Supplied information ::
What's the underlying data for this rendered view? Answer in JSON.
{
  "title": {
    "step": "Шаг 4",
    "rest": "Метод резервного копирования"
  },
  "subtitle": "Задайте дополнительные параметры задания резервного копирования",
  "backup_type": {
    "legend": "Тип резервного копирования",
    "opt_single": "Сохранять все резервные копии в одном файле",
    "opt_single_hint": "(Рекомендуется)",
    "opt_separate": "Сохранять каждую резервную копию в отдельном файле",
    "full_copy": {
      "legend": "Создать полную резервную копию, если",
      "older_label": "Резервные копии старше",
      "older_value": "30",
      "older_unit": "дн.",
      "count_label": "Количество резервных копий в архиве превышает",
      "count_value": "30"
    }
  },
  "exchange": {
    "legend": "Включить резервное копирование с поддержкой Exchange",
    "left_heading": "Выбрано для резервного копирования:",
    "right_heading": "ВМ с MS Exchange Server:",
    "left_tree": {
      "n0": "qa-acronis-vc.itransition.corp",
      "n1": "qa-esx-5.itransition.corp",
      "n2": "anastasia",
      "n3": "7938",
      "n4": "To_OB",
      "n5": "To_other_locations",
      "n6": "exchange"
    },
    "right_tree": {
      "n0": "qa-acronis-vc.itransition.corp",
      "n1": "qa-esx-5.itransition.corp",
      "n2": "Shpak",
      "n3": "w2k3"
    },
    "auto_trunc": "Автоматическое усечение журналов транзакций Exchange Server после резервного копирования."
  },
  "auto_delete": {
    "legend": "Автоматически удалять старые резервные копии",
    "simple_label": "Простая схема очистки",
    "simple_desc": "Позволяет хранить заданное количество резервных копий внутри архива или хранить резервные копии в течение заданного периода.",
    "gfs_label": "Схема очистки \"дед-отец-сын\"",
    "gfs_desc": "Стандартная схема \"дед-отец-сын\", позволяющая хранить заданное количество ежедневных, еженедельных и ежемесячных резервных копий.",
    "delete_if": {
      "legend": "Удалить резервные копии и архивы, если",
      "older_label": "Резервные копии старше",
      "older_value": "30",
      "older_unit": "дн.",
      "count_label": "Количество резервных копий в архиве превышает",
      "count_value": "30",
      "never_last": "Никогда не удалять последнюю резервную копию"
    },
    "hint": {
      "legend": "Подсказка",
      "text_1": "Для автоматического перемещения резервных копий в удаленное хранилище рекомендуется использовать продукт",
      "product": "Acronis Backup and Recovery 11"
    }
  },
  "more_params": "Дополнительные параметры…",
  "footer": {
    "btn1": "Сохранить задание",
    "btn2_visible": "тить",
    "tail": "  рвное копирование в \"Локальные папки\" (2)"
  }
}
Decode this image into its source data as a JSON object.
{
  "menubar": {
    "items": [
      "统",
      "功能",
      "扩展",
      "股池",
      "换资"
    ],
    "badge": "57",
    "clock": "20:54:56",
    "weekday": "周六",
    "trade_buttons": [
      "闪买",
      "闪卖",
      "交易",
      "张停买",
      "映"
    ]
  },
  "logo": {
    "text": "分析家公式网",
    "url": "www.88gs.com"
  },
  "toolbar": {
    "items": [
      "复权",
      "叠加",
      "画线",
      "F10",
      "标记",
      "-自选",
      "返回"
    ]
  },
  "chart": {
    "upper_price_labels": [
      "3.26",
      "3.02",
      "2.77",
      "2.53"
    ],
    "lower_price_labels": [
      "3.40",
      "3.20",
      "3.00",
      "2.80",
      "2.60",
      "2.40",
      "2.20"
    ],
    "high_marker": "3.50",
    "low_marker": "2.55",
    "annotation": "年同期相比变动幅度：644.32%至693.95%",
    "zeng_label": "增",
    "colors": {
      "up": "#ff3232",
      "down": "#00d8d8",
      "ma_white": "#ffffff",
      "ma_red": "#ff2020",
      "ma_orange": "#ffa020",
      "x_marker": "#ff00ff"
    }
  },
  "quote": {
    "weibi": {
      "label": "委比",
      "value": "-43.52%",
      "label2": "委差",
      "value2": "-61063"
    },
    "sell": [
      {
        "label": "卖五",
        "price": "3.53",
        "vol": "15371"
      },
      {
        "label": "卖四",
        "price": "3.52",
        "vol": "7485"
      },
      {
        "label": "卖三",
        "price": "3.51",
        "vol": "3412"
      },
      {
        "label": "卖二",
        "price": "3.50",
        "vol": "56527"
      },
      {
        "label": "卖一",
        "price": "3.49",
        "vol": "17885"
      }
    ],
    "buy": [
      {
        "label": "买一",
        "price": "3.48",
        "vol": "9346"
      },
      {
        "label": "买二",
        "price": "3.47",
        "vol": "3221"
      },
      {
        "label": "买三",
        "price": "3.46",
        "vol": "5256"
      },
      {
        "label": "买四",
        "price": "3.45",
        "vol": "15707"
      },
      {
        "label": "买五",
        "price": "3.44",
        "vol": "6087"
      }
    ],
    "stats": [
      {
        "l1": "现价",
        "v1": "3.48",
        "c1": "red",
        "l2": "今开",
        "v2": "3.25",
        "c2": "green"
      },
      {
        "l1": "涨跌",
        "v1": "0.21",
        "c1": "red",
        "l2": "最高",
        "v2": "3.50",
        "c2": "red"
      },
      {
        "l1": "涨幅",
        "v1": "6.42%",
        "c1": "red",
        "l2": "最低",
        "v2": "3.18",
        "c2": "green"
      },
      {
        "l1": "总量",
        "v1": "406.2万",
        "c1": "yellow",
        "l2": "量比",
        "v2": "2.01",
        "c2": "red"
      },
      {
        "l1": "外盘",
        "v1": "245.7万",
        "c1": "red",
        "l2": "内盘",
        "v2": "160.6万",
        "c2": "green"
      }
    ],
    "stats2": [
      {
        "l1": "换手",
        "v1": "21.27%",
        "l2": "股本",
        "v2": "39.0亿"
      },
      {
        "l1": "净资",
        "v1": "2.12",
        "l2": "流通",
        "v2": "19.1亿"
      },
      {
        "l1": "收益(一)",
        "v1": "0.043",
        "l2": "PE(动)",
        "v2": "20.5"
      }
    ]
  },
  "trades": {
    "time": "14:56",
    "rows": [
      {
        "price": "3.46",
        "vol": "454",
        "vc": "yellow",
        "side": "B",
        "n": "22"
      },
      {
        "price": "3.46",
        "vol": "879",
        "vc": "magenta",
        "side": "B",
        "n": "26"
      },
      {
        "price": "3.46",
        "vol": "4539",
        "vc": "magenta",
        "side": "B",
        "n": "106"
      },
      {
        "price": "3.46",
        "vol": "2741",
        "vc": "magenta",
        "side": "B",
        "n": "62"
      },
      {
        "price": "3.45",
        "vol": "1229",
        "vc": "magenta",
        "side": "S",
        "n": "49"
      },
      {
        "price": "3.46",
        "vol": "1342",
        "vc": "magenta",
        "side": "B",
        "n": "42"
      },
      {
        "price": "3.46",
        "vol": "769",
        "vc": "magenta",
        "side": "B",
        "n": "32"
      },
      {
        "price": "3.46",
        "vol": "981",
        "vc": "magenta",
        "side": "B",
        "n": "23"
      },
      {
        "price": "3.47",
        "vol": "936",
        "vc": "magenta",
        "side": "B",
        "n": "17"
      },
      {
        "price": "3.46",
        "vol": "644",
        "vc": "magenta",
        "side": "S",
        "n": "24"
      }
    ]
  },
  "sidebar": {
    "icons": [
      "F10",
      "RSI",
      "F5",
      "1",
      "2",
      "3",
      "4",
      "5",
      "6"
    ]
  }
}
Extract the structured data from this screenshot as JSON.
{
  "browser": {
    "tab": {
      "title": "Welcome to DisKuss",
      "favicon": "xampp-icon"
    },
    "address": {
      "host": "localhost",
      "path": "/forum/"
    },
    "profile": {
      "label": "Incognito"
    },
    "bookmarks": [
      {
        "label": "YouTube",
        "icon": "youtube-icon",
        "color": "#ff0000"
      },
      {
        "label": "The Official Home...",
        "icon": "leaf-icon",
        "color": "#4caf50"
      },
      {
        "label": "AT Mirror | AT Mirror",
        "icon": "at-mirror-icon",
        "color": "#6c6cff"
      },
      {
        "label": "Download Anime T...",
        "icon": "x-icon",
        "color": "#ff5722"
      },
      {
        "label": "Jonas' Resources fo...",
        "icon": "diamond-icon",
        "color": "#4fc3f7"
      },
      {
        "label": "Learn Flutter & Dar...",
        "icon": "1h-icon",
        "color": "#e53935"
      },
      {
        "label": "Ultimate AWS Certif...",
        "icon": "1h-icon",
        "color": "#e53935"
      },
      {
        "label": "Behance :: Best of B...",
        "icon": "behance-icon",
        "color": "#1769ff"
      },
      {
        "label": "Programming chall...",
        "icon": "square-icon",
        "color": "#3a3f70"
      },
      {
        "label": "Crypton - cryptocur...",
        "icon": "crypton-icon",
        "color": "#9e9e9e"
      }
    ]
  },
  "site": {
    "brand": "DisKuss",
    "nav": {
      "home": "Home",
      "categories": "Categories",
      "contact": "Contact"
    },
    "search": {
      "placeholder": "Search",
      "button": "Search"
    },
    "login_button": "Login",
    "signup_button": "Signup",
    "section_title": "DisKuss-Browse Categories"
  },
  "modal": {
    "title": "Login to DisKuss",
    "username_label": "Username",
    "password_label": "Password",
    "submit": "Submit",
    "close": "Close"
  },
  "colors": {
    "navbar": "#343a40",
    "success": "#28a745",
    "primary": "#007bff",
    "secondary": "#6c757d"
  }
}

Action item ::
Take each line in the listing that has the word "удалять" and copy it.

Exercise answer ::
    "legend": "Автоматически удалять старые резервные копии",
      "never_last": "Никогда не удалять последнюю резервную копию"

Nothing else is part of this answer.